There’s a lot going on here with themes of misogyny, tax cuts, PTSD, cold cases, community policing, and transgendered people, but it is skillfully handled and woven seamlessly into the story. Some of it is fairly melancholy as the demons of past lives and the pressures of current ones weigh heavily on many characters.

Fortunately, it is leavened with the author’s trademark humor, which can be ironic and witty. The bantering among the officers and between Russ and Clare, the misunderstandings across generational divides, and the characters’ hidden thoughts and asides are lots of fun. The inclusion of hilarious moments between Russ and a certain Snoopy tie-wearing reporter, based on The Daily News’ own editor Ben Beagle, is laugh-out-loud funny.

This may be the longest book in the series, but it is as creative and fresh as the first book with a maturity in writing. Short chapters, moral dilemmas, familiar characters, and a complex mystery make this compelling reading.

I’ve read the book twice, and I can say that the resolution to the mystery is exceptionally clever and unusual but that the clues are provided with fairness. It ends on a cliffhanger that involves not one, but two of the characters’ stories.

It’s been six years since Julia’s last book was published, in part because she is a self-admittedly slow writer and in part because of the illness and death of her husband. Her oldest daughter, a columnist for a Maine newspaper, reports that Julia is weathering the current coronavirus crisis by sitting at her kitchen table and working on her next book, which is good news for all of us.

Where to find
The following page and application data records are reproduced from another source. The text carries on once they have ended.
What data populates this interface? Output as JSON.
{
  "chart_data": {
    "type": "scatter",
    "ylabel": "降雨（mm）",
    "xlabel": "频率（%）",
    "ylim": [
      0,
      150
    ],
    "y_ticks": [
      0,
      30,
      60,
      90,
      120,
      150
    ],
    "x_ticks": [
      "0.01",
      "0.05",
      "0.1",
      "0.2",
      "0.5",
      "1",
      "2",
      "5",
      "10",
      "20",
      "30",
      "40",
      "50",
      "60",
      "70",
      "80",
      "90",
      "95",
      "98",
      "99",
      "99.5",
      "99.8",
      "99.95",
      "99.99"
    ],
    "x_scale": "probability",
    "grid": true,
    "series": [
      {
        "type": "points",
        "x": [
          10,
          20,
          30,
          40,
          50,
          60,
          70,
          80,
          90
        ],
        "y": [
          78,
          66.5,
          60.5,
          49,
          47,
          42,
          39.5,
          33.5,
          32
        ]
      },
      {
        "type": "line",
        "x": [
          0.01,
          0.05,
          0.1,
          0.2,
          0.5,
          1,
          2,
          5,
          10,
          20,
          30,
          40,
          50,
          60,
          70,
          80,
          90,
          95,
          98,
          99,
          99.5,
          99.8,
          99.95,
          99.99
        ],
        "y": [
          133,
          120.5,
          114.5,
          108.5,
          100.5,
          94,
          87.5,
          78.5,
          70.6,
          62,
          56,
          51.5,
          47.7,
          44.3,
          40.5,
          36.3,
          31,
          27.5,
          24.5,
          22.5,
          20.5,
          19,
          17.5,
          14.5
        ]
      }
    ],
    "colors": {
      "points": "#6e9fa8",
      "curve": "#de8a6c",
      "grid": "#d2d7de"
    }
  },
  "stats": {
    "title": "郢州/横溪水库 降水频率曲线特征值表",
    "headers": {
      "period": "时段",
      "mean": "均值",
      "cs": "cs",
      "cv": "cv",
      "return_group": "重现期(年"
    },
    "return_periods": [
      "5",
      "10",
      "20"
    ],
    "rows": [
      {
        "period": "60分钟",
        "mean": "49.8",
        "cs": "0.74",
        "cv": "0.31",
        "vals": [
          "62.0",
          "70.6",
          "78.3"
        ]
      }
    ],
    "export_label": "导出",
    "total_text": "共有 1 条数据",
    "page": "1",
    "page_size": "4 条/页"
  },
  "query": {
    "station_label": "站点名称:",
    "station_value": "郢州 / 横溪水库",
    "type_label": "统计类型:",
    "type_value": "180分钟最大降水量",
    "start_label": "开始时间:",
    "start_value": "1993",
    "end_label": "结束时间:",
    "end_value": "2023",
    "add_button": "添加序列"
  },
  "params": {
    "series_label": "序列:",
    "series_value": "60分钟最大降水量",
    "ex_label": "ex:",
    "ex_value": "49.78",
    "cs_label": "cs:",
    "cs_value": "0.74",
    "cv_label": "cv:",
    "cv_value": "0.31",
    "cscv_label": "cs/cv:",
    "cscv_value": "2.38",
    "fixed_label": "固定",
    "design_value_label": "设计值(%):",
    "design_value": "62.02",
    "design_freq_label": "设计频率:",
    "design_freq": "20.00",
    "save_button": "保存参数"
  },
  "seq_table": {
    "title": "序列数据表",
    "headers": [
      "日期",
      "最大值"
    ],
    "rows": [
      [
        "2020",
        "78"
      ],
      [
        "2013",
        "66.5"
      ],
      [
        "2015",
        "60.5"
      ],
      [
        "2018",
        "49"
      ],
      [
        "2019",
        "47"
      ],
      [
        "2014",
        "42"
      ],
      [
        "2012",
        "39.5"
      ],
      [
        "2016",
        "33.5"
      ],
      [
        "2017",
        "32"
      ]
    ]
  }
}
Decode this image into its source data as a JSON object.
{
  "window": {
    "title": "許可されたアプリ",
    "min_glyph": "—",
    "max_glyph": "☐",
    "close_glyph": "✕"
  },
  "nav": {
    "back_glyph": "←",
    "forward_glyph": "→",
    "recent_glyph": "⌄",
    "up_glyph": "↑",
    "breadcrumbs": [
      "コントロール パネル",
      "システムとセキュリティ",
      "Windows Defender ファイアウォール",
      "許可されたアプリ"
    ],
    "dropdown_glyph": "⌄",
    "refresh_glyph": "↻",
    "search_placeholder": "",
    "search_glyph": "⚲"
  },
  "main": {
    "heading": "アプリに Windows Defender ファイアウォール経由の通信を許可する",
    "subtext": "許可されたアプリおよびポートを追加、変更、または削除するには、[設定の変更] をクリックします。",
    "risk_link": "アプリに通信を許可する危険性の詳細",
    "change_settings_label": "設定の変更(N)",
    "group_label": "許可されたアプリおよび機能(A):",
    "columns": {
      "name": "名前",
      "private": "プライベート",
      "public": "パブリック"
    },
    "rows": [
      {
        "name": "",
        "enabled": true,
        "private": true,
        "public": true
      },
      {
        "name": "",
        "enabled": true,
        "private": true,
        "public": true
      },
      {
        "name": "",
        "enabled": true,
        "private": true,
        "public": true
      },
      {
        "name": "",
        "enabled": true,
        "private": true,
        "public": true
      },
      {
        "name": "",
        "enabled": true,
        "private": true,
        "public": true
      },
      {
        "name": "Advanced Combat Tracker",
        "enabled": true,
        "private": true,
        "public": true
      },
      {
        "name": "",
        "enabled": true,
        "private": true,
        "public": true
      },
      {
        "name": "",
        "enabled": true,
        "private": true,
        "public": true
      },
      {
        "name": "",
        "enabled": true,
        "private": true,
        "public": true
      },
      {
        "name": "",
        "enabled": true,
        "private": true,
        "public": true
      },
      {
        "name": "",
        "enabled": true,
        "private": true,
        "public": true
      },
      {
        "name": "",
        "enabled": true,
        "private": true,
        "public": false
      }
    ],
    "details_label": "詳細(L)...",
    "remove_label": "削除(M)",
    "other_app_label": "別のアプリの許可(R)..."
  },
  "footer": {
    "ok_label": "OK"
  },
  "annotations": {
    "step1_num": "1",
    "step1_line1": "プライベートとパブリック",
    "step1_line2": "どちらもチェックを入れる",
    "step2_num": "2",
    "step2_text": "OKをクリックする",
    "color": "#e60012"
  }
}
Our stay-at-home status may provide a challenge for getting a copy of this book, but here are some ideas:

Genesee and Orleans County libraries, including the ones in Batavia, Le Roy, will have “Hid From Our Eyes” available through OverDrive, a digital library collection accessible through libraries’ websites. Check with your local library for details.

The Wyoming County libraries will offer the title through OWLL2GO on member library websites:
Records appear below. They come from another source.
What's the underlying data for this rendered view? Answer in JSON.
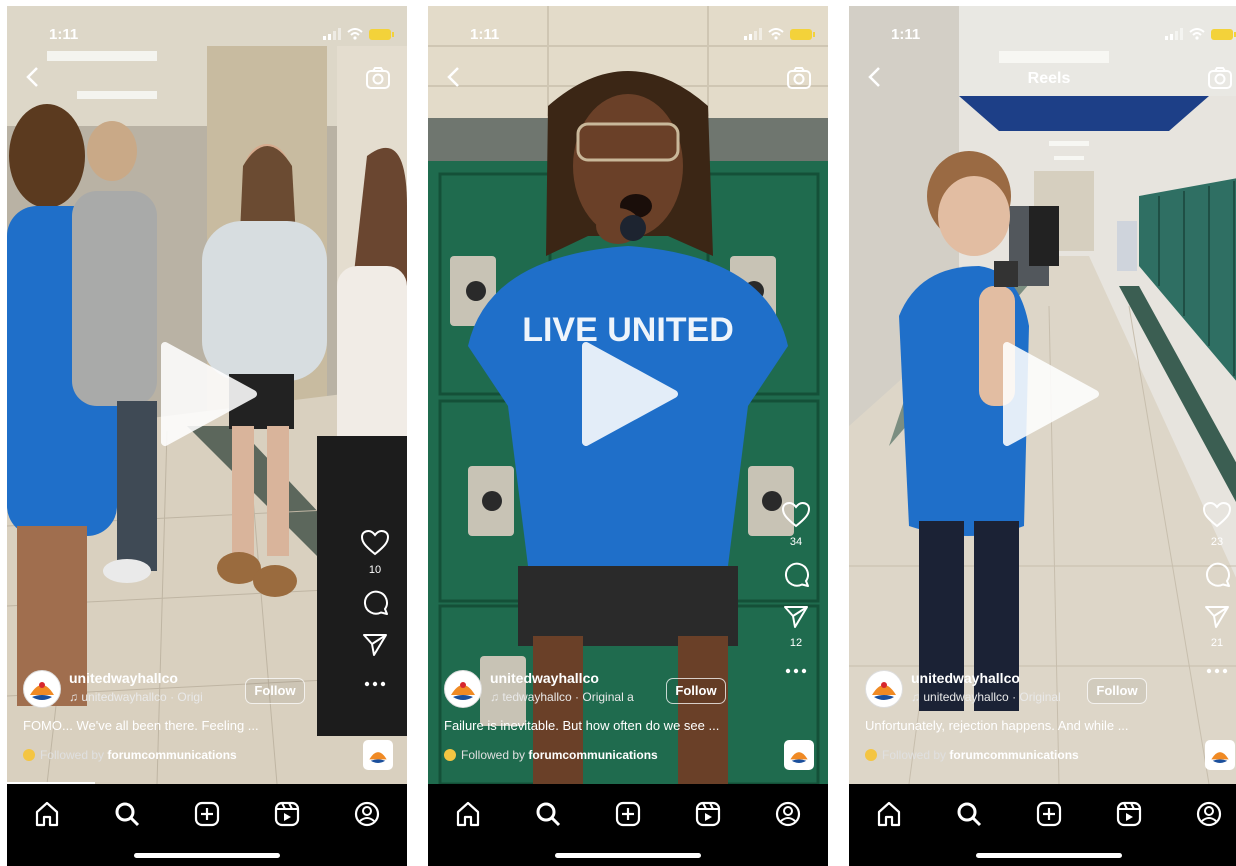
{
  "screens": [
    {
      "status": {
        "time": "1:11"
      },
      "header": {
        "title": ""
      },
      "likes": "10",
      "comments": "",
      "shares": "",
      "username": "unitedwayhallco",
      "audio": "unitedwayhallco · Origi",
      "follow_label": "Follow",
      "caption": "FOMO... We've all been there. Feeling ...",
      "followed_prefix": "Followed by",
      "followed_by": "forumcommunications",
      "progress_fraction": 0.22
    },
    {
      "status": {
        "time": "1:11"
      },
      "header": {
        "title": ""
      },
      "likes": "34",
      "comments": "",
      "shares": "12",
      "username": "unitedwayhallco",
      "audio": "tedwayhallco · Original a",
      "follow_label": "Follow",
      "caption": "Failure is inevitable. But how often do we see ...",
      "followed_prefix": "Followed by",
      "followed_by": "forumcommunications",
      "progress_fraction": 0
    },
    {
      "status": {
        "time": "1:11"
      },
      "header": {
        "title": "Reels"
      },
      "likes": "23",
      "comments": "",
      "shares": "21",
      "username": "unitedwayhallco",
      "audio": "unitedwayhallco · Original",
      "follow_label": "Follow",
      "caption": "Unfortunately, rejection happens. And while ...",
      "followed_prefix": "Followed by",
      "followed_by": "forumcommunications",
      "progress_fraction": 0
    }
  ],
  "shirt_text": "LIVE UNITED",
  "colors": {
    "shirt": "#1f6fc9",
    "locker": "#1f6b4e",
    "floor": "#d8cfbf",
    "badge": "#f4c542"
  },
  "icons": {
    "nav": [
      "home-icon",
      "search-icon",
      "create-icon",
      "reels-icon",
      "profile-icon"
    ],
    "rail": [
      "heart-icon",
      "comment-icon",
      "send-icon",
      "more-icon"
    ]
  }
}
If you’d like a print copy now, check out our local bookstores for purchase and pick-up or delivery arrangements.

Book ‘em, Julia

Publication order of Julia Spencer-Fleming’s Millers Kill mystery series featuring the Rev. Clare Fergusson and Russ Van Alstyne:
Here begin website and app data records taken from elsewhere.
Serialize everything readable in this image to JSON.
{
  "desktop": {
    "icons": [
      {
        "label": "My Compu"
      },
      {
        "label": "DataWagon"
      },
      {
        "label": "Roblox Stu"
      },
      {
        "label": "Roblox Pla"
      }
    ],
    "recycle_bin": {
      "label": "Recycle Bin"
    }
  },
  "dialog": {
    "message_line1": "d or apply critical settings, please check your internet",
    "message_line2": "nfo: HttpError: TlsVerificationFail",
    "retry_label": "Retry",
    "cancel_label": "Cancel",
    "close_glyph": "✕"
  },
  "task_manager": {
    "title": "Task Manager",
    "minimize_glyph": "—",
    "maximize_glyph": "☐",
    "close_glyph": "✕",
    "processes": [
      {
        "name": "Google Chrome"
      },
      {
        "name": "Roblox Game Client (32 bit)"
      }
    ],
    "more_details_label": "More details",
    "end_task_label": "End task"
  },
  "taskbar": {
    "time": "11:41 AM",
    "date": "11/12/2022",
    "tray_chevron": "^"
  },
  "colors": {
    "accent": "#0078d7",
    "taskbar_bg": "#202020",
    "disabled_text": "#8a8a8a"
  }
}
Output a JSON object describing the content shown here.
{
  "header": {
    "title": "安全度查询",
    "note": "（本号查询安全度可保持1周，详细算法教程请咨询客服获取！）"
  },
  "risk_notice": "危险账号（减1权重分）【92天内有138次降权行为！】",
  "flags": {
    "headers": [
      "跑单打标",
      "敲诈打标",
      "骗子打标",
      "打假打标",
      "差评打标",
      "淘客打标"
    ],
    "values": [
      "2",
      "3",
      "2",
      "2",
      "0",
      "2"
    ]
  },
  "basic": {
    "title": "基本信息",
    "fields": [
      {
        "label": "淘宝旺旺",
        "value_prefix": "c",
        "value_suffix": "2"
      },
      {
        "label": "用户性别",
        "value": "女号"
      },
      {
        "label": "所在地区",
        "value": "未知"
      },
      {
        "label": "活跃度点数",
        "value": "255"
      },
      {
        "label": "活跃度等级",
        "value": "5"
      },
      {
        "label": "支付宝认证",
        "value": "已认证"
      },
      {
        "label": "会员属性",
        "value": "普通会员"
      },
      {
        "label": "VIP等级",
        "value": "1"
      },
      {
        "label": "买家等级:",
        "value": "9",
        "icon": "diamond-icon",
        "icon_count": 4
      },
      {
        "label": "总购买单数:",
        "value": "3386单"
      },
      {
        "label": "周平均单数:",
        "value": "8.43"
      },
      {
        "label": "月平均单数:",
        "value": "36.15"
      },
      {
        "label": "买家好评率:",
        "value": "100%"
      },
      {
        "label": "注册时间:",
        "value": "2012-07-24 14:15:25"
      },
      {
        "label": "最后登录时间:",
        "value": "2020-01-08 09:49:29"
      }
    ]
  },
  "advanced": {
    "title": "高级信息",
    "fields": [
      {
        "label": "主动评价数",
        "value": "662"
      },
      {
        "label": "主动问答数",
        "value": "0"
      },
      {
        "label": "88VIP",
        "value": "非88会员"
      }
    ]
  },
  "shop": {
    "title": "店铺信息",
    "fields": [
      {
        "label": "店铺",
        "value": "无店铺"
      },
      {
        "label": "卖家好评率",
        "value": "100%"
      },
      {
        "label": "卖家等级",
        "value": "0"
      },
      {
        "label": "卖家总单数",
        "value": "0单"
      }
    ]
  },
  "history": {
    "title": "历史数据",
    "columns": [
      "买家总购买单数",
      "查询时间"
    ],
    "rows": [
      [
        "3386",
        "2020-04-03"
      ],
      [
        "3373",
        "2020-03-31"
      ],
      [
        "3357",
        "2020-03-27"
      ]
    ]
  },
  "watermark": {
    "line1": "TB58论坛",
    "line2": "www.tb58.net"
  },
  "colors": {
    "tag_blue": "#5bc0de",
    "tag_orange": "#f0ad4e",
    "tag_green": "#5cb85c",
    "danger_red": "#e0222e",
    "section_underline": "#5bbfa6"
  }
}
n In the Bleak Midwinter (2002)

n Fountain Filled With Blood (2003)

n Out of the Deep I Cry (2004)

n To Darkness and To Death (2005)

n All Mortal Flesh (2006)

n I Shall Not Want (2008)

n One Was A Soldier (2011)

n Through the Evil Days (2013)

n Hid from Our Eyes (2020)

Leslie DeLooze is a retired librarian from Richmond Memorial Library, Batavia. She is also the founder of the “A Tale for Three Counties” community reading project.

Johnson Newspapers 7.1